“I was on the street protesting every day,” she said. “My president is a dictator, and half of my friends were teargassed and beaten and sent to prison.”
She went on to explain that she was a member of the student opposition in Caracas that had been fighting the oppressive regime of President Hugo Chávez, who had enlisted murderers and thugs to enforce his will. She had a flair for the dramatic, and he bought all of it. He was moved by the imagery of these kids fighting for freedom, and he also had a girl to impress. Sensing an opportunity to play the hero, Tim made a fateful promise to Alejandra: He would make a film about the injustice in Venezuela and tell the world. He booked a ticket to leave in three months’ time and began tutoring himself on Venezuelan politics.
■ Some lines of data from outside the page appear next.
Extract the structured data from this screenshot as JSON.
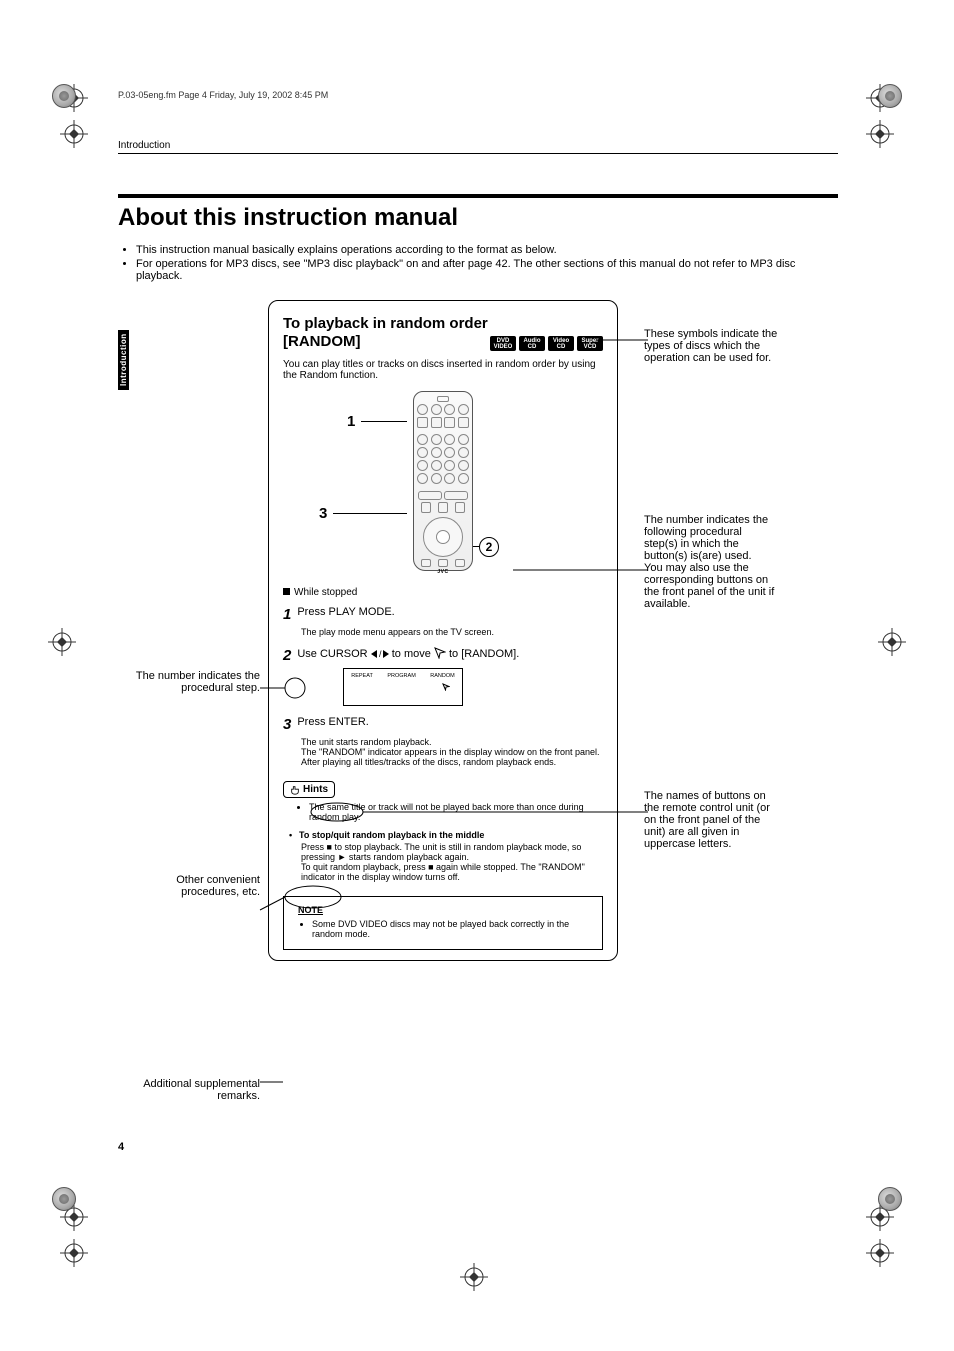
{
  "meta": {
    "fm_line": "P.03-05eng.fm  Page 4  Friday, July 19, 2002  8:45 PM"
  },
  "header": {
    "section": "Introduction"
  },
  "title": "About this instruction manual",
  "intro_bullets": [
    "This instruction manual basically explains operations according to the format as below.",
    "For operations for MP3 discs, see \"MP3 disc playback\" on and after page 42. The other sections of this manual do not refer to MP3 disc playback."
  ],
  "side_tab": "Introduction",
  "page_number": "4",
  "left_callouts": {
    "step_number": "The number indicates the procedural step.",
    "other": "Other convenient procedures, etc.",
    "remarks": "Additional supplemental remarks."
  },
  "right_callouts": {
    "symbols": "These symbols indicate the types of discs which the operation can be used for.",
    "remote_nums": "The number indicates the following procedural step(s) in which the button(s) is(are) used.\nYou may also use the corresponding buttons on the front panel of the unit if available.",
    "button_names": "The names of buttons on the remote control unit (or on the front panel of the unit) are all given in uppercase letters."
  },
  "panel": {
    "title_line1": "To playback in random order",
    "title_line2": "[RANDOM]",
    "disc_types": [
      {
        "line1": "DVD",
        "line2": "VIDEO"
      },
      {
        "line1": "Audio",
        "line2": "CD"
      },
      {
        "line1": "Video",
        "line2": "CD"
      },
      {
        "line1": "Super",
        "line2": "VCD"
      }
    ],
    "intro": "You can play titles or tracks on discs inserted in random order by using the Random function.",
    "remote_steps": [
      "1",
      "3"
    ],
    "remote_circle": "2",
    "remote_brand": "JVC",
    "while_stopped": "While stopped",
    "steps": [
      {
        "n": "1",
        "cmd": "Press PLAY MODE.",
        "sub": "The play mode menu appears on the TV screen."
      },
      {
        "n": "2",
        "cmd_a": "Use CURSOR ",
        "cmd_b": " to move ",
        "cmd_c": " to [RANDOM].",
        "menu": [
          "REPEAT",
          "PROGRAM",
          "RANDOM"
        ]
      },
      {
        "n": "3",
        "cmd": "Press ENTER.",
        "sub": "The unit starts random playback.\nThe \"RANDOM\" indicator appears in the display window on the front panel. After playing all titles/tracks of the discs, random playback ends."
      }
    ],
    "hints_label": "Hints",
    "hints_bullet": "The same title or track will not be played back more than once during random play.",
    "stop_heading": "To stop/quit random playback in the middle",
    "stop_body": "Press ■ to stop playback. The unit is still in random playback mode, so pressing ► starts random playback again.\nTo quit random playback, press ■ again while stopped. The \"RANDOM\" indicator in the display window turns off.",
    "note_title": "NOTE",
    "note_body": "Some DVD VIDEO discs may not be played back correctly in the random mode."
  }
}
Chávez was no run-of-the-mill caudillo (Latin American military dictator); he was a supernova. Born in poverty to schoolteacher parents, he got his start in the Venezuelan military and began to fashion himself as the socialist reincarnation of Simón Bolívar, who had liberated Venezuela from Spanish rule in the early 19th century. Following a disastrous coup attempt in 1992, Chávez was imprisoned yet somehow managed to secure his release two years later, eventually seizing power in 1999 in what he called the Bolivarian Revolution. Aligning himself closely with his friend Fidel Castro, he emerged as a deceptively savvy anti-U.S. firebrand whose questionable mental stability and rumored cocaine dependency never got in the way of a camera. Every Sunday, he’d hold court on his nationally televised talk show Aló Presidente, which ran around six hours or whenever he decided to end it.
Tim was hooked. He soon found out through a friend that Alejandra was sleeping with another guy in Venezuela. It stung, but he could handle it. He was losing track of the girl. Now he had fallen in love with the country.
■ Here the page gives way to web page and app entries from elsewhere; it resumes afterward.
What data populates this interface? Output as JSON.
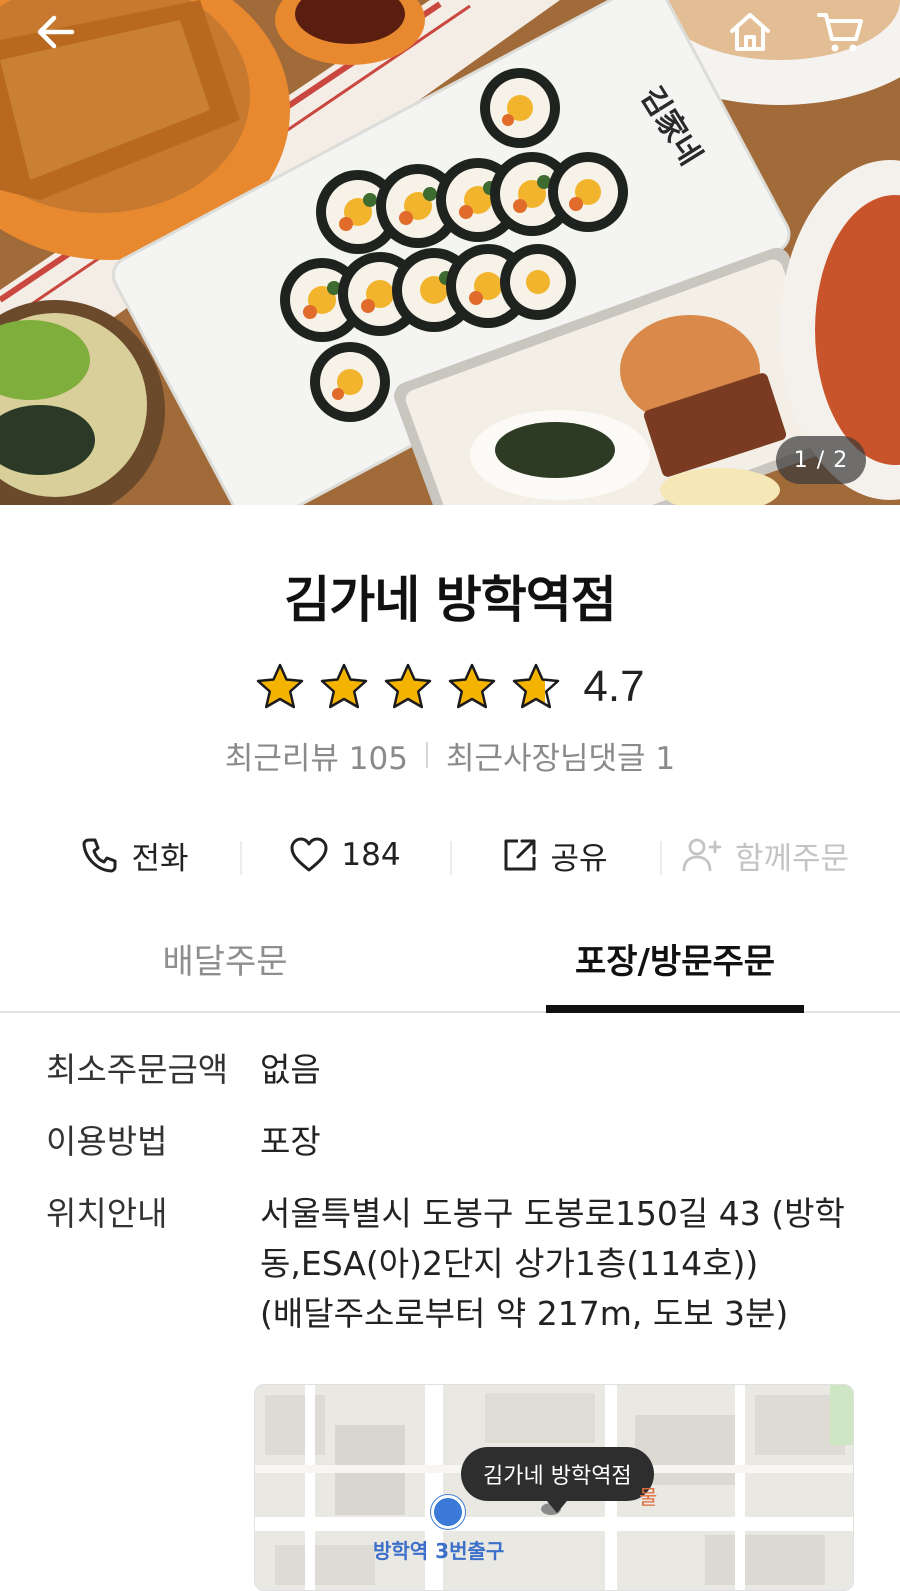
{
  "hero": {
    "page_indicator": "1 / 2",
    "logo_text": "김家네",
    "back_icon": "arrow-left-icon",
    "home_icon": "home-icon",
    "cart_icon": "cart-icon"
  },
  "store": {
    "name": "김가네 방학역점",
    "rating": "4.7",
    "rating_value": 4.7,
    "recent_reviews": "최근리뷰 105",
    "owner_comments": "최근사장님댓글 1"
  },
  "actions": {
    "call": {
      "label": "전화",
      "icon": "phone-icon"
    },
    "like": {
      "label": "184",
      "icon": "heart-icon"
    },
    "share": {
      "label": "공유",
      "icon": "share-icon"
    },
    "group": {
      "label": "함께주문",
      "icon": "add-user-icon"
    }
  },
  "tabs": [
    {
      "label": "배달주문",
      "active": false
    },
    {
      "label": "포장/방문주문",
      "active": true
    }
  ],
  "info": {
    "min_order": {
      "label": "최소주문금액",
      "value": "없음"
    },
    "method": {
      "label": "이용방법",
      "value": "포장"
    },
    "location": {
      "label": "위치안내",
      "line1": "서울특별시 도봉구 도봉로150길 43 (방학",
      "line2": "동,ESA(아)2단지 상가1층(114호))",
      "line3": "(배달주소로부터 약 217m, 도보 3분)"
    }
  },
  "map": {
    "marker_label": "김가네 방학역점",
    "station_label": "방학역 3번출구",
    "partial_label": "물"
  },
  "colors": {
    "star": "#f5b301",
    "active_tab": "#111111",
    "station": "#3b7ad9"
  }
}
In 2010 Tim spent two weeks in Venezuela, filming rallies organized by students who didn’t quite live up to Alejandra’s billing. One lesson his friend Aengus had taught him early on was that a documentary filmmaker’s best friend was a bullshit detector, and most of these well-off kids weren’t passing the smell test. They were great at organizing rallies, but all it took was a glimpse of the chaotic shantytowns that dotted the outskirts of Caracas to see there was more to this story.
At a protest outside the Ecuadorian embassy, Tim met a local legend named Humberto Lopez who called himself Che and resembled the real Che Guevara to an astonishing degree. Che offered to take Tim for a walk through 23 de Enero, the most notorious barrio in Caracas and Chávez’s spiritual base. The moment Tim walked into the hillside shantytown built on the ruins of a public housing project, he felt the jolt of inspiration. This was a place where Chávez was considered a god—a point driven home by a massive Last Supper mural with Hugo sitting alongside Jesus—but whose inhabitants were living in squalor. How was that possible?
Tim realized that in order to make the film he wanted, he would have to go into the heart of darkness, into the barrios. That the disenfranchised could be so in awe of a leader as to make him a deity—there was the story. Tim knew he’d need a dramatic event to frame his narrative. It took two years to materialize. In September 2012, nine months after I’d met him, he was back in L.A. when he got a call from his friend Ricardo Korda in Caracas. The presidential election was a month away, and Chávez’s opponent, Henrique Capriles Radonski, was gathering steam. Chávez was politically vulnerable and suffering from a dangerous cancer, and everyone knew it. The Caracas streets buzzed with demonstrations and the occasional violent exchange between Chavistas and the opposition. Civil war was on the table.
“If you want to make this film, you need to come down here right now,” said Korda, who eventually became a co-producer on the project. “You’re never going to have another chance to do something like this. Everything is on the verge of falling apart.”
Tim grabbed his equipment and took the first flight out of L.A.